Action item
Repeat every record exactly as given.

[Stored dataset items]
---

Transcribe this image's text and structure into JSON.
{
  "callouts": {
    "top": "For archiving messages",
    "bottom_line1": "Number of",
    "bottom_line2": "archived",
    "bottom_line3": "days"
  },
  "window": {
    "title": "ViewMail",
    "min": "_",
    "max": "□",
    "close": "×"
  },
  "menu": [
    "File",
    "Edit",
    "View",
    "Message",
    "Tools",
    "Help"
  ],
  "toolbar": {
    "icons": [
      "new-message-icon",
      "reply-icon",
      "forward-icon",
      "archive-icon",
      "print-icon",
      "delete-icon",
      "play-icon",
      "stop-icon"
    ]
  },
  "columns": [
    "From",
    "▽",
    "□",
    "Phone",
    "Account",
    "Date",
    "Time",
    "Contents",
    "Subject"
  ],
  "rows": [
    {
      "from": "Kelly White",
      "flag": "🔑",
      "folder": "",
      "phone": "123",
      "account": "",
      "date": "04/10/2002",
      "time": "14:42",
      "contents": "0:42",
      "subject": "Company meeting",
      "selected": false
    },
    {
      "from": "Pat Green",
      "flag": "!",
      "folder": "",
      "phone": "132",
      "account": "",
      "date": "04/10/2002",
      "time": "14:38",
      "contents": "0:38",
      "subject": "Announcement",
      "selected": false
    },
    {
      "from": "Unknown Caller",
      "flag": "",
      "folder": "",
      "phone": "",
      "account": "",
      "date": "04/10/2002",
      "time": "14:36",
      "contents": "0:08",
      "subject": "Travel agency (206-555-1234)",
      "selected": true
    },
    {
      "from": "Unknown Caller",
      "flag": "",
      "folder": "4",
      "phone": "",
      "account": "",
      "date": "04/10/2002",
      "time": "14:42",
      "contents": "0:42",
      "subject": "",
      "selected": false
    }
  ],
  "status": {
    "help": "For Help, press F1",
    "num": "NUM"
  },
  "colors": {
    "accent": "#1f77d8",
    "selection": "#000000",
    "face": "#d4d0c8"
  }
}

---

Answer box
Transcribe this image's text and structure into JSON.
{
  "callouts": {
    "top": "For archiving messages",
    "bottom_line1": "Number of",
    "bottom_line2": "archived",
    "bottom_line3": "days"
  },
  "window": {
    "title": "ViewMail",
    "min": "_",
    "max": "□",
    "close": "×"
  },
  "menu": [
    "File",
    "Edit",
    "View",
    "Message",
    "Tools",
    "Help"
  ],
  "toolbar": {
    "icons": [
      "new-message-icon",
      "reply-icon",
      "forward-icon",
      "archive-icon",
      "print-icon",
      "delete-icon",
      "play-icon",
      "stop-icon"
    ]
  },
  "columns": [
    "From",
    "▽",
    "□",
    "Phone",
    "Account",
    "Date",
    "Time",
    "Contents",
    "Subject"
  ],
  "rows": [
    {
      "from": "Kelly White",
      "flag": "🔑",
      "folder": "",
      "phone": "123",
      "account": "",
      "date": "04/10/2002",
      "time": "14:42",
      "contents": "0:42",
      "subject": "Company meeting",
      "selected": false
    },
    {
      "from": "Pat Green",
      "flag": "!",
      "folder": "",
      "phone": "132",
      "account": "",
      "date": "04/10/2002",
      "time": "14:38",
      "contents": "0:38",
      "subject": "Announcement",
      "selected": false
    },
    {
      "from": "Unknown Caller",
      "flag": "",
      "folder": "",
      "phone": "",
      "account": "",
      "date": "04/10/2002",
      "time": "14:36",
      "contents": "0:08",
      "subject": "Travel agency (206-555-1234)",
      "selected": true
    },
    {
      "from": "Unknown Caller",
      "flag": "",
      "folder": "4",
      "phone": "",
      "account": "",
      "date": "04/10/2002",
      "time": "14:42",
      "contents": "0:42",
      "subject": "",
      "selected": false
    }
  ],
  "status": {
    "help": "For Help, press F1",
    "num": "NUM"
  },
  "colors": {
    "accent": "#1f77d8",
    "selection": "#000000",
    "face": "#d4d0c8"
  }
}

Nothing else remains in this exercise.